With America’s diabetic population expected to nearly double by 2030, it is important that people understand the risks and know the facts associated with diabetic foot ulcers. Approximately 25 percent of people living with diabetes will develop a foot ulcer. As many as 40 percent of people with a healed diabetic foot ulcer will develop a new ulcer within a year. An estimated 14 to 24 percent of people with foot ulcers will experience an amputation. An amputation results in decreased quality of life, increased medical costs and a significantly higher risk of mortality. The five-year mortality rate following a lower extremity amputation is 50 percent.

Early detection and intervention can help to mitigate the possibility of limb loss. The J.C. Blair Wound Healing Center staff recommends the following to help prevent diabetic foot ulcers:

  • Stop smoking immediately
  • Comprehensive foot examinations each time you visit your healthcare provider (at least four times a year)
  • Daily self-inspections of the feet, or have a family member perform the inspection
  • Regular care of the feet including cleaning toenails and taking care of corns and calluses
  • Choose supportive, proper footwear (shoes and socks)
  • Take steps to improve circulation such as eating healthier and exercising on a regular basis

Proper wound care is imperative to healing diabetic foot ulcers. JC Blair’s Wound Healing Center offers a number of leading-edge treatments including Total Contact Casting (TCC) and Negative Pressure Wound Therapy, in addition to wound debridement and dressings.

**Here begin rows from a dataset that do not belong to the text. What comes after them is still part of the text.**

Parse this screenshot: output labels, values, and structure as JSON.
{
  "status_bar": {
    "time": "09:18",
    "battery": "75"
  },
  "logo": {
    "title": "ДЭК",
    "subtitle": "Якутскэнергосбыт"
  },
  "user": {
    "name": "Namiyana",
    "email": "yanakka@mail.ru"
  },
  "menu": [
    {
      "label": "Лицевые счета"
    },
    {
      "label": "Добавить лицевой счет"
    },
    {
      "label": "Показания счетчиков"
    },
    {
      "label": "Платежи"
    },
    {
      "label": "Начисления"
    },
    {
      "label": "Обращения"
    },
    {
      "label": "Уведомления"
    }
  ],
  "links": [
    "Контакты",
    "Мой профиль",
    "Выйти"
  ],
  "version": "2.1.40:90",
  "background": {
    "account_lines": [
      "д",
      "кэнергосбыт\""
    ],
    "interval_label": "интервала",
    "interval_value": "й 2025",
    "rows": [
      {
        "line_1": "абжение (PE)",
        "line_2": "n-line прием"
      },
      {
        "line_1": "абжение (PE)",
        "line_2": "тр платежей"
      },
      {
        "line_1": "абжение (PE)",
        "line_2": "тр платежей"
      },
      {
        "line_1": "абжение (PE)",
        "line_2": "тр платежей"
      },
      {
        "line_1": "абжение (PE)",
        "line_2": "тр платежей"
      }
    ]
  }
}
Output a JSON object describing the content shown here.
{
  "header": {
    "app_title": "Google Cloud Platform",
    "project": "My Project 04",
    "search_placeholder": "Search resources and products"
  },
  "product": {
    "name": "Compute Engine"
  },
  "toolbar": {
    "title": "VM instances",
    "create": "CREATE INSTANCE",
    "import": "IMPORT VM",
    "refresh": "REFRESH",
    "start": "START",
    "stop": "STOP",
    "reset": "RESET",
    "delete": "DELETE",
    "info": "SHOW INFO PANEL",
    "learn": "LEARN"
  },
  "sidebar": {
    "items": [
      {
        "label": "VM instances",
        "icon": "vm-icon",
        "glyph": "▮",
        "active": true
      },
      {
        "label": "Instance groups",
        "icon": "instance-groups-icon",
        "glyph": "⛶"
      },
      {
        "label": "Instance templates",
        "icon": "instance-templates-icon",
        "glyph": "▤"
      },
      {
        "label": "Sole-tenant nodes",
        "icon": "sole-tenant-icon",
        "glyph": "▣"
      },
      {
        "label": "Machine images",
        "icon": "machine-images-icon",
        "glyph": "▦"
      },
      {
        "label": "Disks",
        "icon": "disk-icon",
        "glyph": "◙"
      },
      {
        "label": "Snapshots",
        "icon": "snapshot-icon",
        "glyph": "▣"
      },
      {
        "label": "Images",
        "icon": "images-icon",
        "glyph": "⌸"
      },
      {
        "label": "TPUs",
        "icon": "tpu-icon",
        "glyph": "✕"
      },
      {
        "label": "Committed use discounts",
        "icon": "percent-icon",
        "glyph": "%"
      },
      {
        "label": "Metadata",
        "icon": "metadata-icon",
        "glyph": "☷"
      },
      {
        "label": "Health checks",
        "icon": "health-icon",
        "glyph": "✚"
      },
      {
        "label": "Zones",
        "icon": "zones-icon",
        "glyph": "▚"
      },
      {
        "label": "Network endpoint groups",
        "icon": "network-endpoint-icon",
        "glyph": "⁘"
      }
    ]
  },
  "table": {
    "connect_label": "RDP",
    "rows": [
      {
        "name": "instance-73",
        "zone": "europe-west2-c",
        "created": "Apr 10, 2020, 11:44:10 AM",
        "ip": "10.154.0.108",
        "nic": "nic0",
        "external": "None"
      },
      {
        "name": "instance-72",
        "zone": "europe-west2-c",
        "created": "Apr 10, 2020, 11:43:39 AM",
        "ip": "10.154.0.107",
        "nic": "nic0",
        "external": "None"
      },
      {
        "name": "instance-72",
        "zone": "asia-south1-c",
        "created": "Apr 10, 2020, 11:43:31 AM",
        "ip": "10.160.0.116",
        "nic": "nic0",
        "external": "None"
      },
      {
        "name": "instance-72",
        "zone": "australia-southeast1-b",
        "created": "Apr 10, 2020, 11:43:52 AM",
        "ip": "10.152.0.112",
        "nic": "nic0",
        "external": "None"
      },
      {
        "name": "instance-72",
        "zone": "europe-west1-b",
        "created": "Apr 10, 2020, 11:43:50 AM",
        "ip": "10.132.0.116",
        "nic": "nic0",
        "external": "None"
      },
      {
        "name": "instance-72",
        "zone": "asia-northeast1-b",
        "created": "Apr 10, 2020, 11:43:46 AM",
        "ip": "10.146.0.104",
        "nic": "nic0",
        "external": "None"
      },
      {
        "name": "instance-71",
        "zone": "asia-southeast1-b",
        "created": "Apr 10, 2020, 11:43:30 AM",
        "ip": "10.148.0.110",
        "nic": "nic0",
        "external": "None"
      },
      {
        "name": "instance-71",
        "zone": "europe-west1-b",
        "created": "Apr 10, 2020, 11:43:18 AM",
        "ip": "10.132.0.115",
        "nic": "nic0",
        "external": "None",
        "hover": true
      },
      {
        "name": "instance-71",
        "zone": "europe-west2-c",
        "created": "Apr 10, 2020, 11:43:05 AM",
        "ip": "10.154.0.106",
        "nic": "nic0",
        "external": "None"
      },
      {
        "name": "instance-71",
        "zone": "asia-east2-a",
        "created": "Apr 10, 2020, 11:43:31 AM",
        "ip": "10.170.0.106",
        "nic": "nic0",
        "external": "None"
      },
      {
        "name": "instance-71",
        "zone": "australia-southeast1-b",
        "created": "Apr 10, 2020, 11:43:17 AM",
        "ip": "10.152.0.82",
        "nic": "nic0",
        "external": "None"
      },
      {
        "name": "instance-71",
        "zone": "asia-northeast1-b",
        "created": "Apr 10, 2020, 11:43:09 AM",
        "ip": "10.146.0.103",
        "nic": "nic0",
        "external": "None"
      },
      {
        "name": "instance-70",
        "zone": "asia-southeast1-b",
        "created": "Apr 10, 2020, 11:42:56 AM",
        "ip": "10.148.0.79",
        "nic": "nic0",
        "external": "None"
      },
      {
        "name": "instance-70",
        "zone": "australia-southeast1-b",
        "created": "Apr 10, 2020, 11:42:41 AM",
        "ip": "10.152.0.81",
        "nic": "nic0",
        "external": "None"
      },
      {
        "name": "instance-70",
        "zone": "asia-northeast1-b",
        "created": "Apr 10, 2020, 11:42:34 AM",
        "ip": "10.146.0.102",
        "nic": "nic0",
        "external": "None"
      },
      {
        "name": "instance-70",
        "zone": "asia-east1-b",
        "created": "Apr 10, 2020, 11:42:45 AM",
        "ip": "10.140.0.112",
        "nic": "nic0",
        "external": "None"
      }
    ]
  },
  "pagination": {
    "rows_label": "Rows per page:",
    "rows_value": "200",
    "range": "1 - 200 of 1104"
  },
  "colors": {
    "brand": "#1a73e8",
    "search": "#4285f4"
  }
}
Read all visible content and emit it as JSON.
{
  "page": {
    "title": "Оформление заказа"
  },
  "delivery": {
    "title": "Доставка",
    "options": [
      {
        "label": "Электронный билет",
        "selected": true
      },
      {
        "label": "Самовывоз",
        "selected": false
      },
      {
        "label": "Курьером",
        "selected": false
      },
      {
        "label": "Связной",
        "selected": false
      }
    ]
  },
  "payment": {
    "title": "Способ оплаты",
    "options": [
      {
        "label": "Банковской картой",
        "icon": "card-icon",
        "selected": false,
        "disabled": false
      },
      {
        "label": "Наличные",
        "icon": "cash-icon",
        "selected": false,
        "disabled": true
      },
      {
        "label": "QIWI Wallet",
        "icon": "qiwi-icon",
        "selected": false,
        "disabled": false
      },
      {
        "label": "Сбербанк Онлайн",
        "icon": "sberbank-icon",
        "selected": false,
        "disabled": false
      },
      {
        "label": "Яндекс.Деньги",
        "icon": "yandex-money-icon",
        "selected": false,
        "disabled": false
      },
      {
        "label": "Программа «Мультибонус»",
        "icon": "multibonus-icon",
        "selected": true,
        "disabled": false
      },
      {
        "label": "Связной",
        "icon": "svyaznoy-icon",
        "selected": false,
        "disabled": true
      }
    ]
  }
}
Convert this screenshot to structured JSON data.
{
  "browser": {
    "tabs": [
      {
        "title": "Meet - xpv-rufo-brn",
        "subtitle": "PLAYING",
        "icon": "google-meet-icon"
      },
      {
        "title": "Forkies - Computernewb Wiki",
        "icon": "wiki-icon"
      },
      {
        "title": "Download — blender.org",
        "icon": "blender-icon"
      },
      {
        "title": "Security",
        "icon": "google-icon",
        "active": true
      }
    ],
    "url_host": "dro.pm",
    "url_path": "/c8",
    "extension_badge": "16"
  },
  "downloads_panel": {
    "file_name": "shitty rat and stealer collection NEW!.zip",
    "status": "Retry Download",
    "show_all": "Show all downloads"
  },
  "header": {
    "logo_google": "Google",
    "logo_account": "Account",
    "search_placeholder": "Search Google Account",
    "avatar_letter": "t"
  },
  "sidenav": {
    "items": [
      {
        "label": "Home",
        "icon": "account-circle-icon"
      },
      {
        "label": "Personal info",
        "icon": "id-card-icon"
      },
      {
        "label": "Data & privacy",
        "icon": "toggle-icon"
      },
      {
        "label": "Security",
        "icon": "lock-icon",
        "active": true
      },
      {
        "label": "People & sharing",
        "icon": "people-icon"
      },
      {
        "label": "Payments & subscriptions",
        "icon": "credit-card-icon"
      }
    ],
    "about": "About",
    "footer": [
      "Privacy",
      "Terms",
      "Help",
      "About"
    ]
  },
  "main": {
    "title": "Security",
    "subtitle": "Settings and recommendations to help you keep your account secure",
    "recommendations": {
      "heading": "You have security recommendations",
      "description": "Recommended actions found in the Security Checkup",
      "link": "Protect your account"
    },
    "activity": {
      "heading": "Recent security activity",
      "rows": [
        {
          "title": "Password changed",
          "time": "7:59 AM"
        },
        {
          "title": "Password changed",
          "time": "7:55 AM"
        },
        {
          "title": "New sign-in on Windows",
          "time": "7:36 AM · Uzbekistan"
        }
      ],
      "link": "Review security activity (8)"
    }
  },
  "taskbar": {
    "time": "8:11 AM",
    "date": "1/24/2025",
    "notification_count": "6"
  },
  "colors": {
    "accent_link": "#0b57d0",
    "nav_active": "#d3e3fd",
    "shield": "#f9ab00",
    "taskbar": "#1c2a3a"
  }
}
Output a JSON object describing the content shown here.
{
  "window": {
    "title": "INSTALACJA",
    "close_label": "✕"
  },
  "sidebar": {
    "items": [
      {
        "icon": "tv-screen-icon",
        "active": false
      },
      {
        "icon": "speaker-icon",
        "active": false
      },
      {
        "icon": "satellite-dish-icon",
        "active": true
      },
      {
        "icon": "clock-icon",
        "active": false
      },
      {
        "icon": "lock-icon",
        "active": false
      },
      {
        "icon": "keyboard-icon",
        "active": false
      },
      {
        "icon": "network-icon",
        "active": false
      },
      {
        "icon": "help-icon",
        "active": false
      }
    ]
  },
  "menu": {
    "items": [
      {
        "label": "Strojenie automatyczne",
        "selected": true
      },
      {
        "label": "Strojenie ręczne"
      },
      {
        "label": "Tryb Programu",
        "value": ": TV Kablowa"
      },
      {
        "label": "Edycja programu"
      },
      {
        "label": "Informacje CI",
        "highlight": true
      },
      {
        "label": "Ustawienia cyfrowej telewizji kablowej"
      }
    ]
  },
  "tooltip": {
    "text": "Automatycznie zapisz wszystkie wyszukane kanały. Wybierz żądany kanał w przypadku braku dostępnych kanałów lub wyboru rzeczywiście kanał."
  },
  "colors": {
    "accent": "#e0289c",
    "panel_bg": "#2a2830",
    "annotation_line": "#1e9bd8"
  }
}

These specialized wound care therapies can aid in wound closure, new tissue growth, wound tissue regeneration and much more. 

Contact J.C. Blair’s Wound Healing Center to learn more about diabetic foot ulcers or if you have a wound that will not heal. To schedule an appointment, please call (814) 643-8367 or visit Director Lisa Hart would be happy to come and talk with any community group about wound care or diabetes and foot care.

About the Wound Healing Center at J.C. Blair

J.C. Blair Memorial Hospital in Huntingdon opened the Wound Healing Center in 2002 to offer a multidisciplinary approach to wound management. Our specially trained physicians, nurses and therapists work together to design innovative treatment programs specifically for your needs. In this Outpatient Clinic, located right on the ground floor of the hospital, patients receive state-of-the-art, customized treatment of wounds that have resisted healing despite months, or even years of conventional treatment.

About Healogics

Headquartered in Jacksonville, FL, Healogics is the nation’s largest provider of advanced wound care services. Healogics and its affiliated companies manage a network of Wound Care Centers® throughout the United States and the United Kingdom. Healogics technology-enabled wound care model supports the critical connection between patients with chronic wounds and multi-disciplinary teams for continuous, collaborative, patient-centered care. For more information, please visit